══ Data ══

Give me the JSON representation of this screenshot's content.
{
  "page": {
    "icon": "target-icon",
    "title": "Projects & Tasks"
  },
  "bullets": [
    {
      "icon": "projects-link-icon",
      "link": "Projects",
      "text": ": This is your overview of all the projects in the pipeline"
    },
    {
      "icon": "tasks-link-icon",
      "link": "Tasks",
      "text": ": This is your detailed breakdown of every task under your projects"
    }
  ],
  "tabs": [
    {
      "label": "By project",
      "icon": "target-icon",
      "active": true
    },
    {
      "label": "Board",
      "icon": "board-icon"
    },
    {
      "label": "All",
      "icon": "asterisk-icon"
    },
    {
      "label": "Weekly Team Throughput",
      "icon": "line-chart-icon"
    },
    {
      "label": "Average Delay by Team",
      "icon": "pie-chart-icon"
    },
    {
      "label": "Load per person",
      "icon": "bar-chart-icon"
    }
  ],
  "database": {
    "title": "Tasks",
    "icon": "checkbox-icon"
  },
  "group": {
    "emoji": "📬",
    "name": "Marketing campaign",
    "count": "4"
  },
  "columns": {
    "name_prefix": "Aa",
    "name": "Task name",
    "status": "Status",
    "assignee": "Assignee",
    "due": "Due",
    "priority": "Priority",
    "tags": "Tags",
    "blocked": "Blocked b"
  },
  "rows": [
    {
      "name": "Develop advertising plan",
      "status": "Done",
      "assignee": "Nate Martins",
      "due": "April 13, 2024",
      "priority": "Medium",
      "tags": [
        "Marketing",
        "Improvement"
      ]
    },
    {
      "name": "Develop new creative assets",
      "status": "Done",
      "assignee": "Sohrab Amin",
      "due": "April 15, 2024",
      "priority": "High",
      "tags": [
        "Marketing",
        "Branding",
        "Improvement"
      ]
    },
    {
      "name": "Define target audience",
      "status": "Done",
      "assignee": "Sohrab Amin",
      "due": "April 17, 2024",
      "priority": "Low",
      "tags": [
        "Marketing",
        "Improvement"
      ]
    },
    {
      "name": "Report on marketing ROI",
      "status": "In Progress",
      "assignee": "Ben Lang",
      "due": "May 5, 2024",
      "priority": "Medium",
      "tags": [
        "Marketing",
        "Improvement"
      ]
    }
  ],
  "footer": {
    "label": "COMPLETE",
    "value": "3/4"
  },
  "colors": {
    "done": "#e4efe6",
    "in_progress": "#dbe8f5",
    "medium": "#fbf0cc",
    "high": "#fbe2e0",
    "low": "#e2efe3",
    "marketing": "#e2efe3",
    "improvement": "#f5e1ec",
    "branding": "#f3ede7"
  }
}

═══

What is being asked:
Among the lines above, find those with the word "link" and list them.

Solution to the exercise:
      "icon": "projects-link-icon",
      "link": "Projects",
      "icon": "tasks-link-icon",
      "link": "Tasks",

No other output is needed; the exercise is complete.